## Source information
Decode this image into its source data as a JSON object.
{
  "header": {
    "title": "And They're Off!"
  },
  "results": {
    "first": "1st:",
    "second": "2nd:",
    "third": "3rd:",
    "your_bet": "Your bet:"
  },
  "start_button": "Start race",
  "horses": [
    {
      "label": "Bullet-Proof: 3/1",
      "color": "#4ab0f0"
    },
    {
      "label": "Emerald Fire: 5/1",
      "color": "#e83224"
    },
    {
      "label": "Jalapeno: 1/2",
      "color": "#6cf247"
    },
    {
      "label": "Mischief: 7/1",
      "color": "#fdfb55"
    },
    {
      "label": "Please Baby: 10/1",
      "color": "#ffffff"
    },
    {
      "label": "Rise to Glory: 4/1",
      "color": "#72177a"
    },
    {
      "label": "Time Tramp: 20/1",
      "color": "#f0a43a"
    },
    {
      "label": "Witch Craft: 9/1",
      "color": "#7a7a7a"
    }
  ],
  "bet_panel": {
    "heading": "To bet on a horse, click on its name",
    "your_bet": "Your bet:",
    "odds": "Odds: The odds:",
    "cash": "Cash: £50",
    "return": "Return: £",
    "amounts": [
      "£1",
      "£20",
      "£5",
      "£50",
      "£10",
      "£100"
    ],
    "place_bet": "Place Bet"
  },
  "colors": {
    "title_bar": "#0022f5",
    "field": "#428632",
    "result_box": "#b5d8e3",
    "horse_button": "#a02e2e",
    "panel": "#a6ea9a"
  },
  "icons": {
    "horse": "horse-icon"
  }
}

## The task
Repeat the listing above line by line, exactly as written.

## Answer box
Decode this image into its source data as a JSON object.
{
  "header": {
    "title": "And They're Off!"
  },
  "results": {
    "first": "1st:",
    "second": "2nd:",
    "third": "3rd:",
    "your_bet": "Your bet:"
  },
  "start_button": "Start race",
  "horses": [
    {
      "label": "Bullet-Proof: 3/1",
      "color": "#4ab0f0"
    },
    {
      "label": "Emerald Fire: 5/1",
      "color": "#e83224"
    },
    {
      "label": "Jalapeno: 1/2",
      "color": "#6cf247"
    },
    {
      "label": "Mischief: 7/1",
      "color": "#fdfb55"
    },
    {
      "label": "Please Baby: 10/1",
      "color": "#ffffff"
    },
    {
      "label": "Rise to Glory: 4/1",
      "color": "#72177a"
    },
    {
      "label": "Time Tramp: 20/1",
      "color": "#f0a43a"
    },
    {
      "label": "Witch Craft: 9/1",
      "color": "#7a7a7a"
    }
  ],
  "bet_panel": {
    "heading": "To bet on a horse, click on its name",
    "your_bet": "Your bet:",
    "odds": "Odds: The odds:",
    "cash": "Cash: £50",
    "return": "Return: £",
    "amounts": [
      "£1",
      "£20",
      "£5",
      "£50",
      "£10",
      "£100"
    ],
    "place_bet": "Place Bet"
  },
  "colors": {
    "title_bar": "#0022f5",
    "field": "#428632",
    "result_box": "#b5d8e3",
    "horse_button": "#a02e2e",
    "panel": "#a6ea9a"
  },
  "icons": {
    "horse": "horse-icon"
  }
}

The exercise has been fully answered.